Once again A.P. Hill demonstrated exemplary battlefield command which prompted Lee to praise Hill as his third best commander after Jackson and Longstreet. Even Jackson wanted to drop the feud with Hill and dismiss all further action by letting Hill remain in command of his division. But Hill, his image tarnished and his pride deeply hurt, refused to drop the matter and asked Lee to initiate a Court of Inquiry to investigate the matter fully. Lee tried and failed to handle the matter diplomatically. Hill wanted the matter to be pursued and be presented with a list of charges. Hill now was seeking vindication for his actions and condemnation for Jackson’s.
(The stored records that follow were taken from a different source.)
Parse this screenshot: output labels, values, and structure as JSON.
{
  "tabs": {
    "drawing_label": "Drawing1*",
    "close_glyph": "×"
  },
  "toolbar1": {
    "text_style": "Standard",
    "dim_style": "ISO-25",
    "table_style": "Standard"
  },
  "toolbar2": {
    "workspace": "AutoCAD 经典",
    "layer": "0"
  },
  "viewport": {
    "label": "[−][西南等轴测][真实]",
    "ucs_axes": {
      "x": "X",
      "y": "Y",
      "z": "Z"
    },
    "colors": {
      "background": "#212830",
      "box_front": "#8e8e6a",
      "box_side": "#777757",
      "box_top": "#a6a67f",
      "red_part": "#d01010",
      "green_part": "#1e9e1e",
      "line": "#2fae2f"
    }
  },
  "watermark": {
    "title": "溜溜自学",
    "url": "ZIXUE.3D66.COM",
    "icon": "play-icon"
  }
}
Jackson, while wanting to drop the issue, had no choice but to prepare a list of charges (eight in all) against Hill. Lee, one again tried to reconcile the issue and met with both Jackson and Hill together. Once again Lee’s conciliatory efforts were in vain.
The matter was put on hold once again with the pending battle of Fredericksburg in December 1862. After the battle, Hill pressed Lee once again to pursue the matter and order a trial. Lee tried to talk Hill out of any further legal action but Hill would not accept it and wrote Lee a very strongly worded letter demanding action. It was now a matter of honor – either he was wrong or Jackson was.
Lee was in a tight spot. To avoid a Court of Inquiry that Hill was demanding, he would have to transfer Hill. But to where ? Out of the army ? Lee would not do that to his admitted third best commander.
Fate stepped in once again…this time tragically by taking the life of Stonewall Jackson after the Battle of Chancellorsville. However, during the night of Jackson’s wounding, A.P.Hill exchanged his animosity with compassion and tenderly aided Jackson in his moment of need, removing his belt, sword and gloves while resting Jackson’s head and shoulders on his chest and offering him brandy to ease the pain.
In the moments before his death, Jackson also remembered his former antagonist with an honorable statement destined to be his last …”Order A.P. Hill to prepare for action”
Thus ended the feud between two of Lee’s most trusted commanders that in the end, displayed deep respect and admiration for one another …………….

http://www.the-civil-war.net/wp-content/plugins/sociofluid/images/digg_48.png http://www.the-civil-war.net/wp-content/plugins/sociofluid/images/reddit_48.png http://www.the-civil-war.net/wp-content/plugins/sociofluid/images/dzone_48.png http://www.the-civil-war.net/wp-content/plugins/sociofluid/images/stumbleupon_48.png http://www.the-civil-war.net/wp-content/plugins/sociofluid/images/delicious_48.png http://www.the-civil-war.net/wp-content/plugins/sociofluid/images/blinklist_48.png http://www.the-civil-war.net/wp-content/plugins/sociofluid/images/blogmarks_48.png http://www.the-civil-war.net/wp-content/plugins/sociofluid/images/newsvine_48.png http://www.the-civil-war.net/wp-content/plugins/sociofluid/images/technorati_48.png http://www.the-civil-war.net/wp-content/plugins/sociofluid/images/google_48.png http://www.the-civil-war.net/wp-content/plugins/sociofluid/images/myspace_48.png http://www.the-civil-war.net/wp-content/plugins/sociofluid/images/facebook_48.png http://www.the-civil-war.net/wp-content/plugins/sociofluid/images/yahoobuzz_48.png http://www.the-civil-war.net/wp-content/plugins/sociofluid/images/mixx_48.png http://www.the-civil-war.net/wp-content/plugins/sociofluid/images/twitter_48.png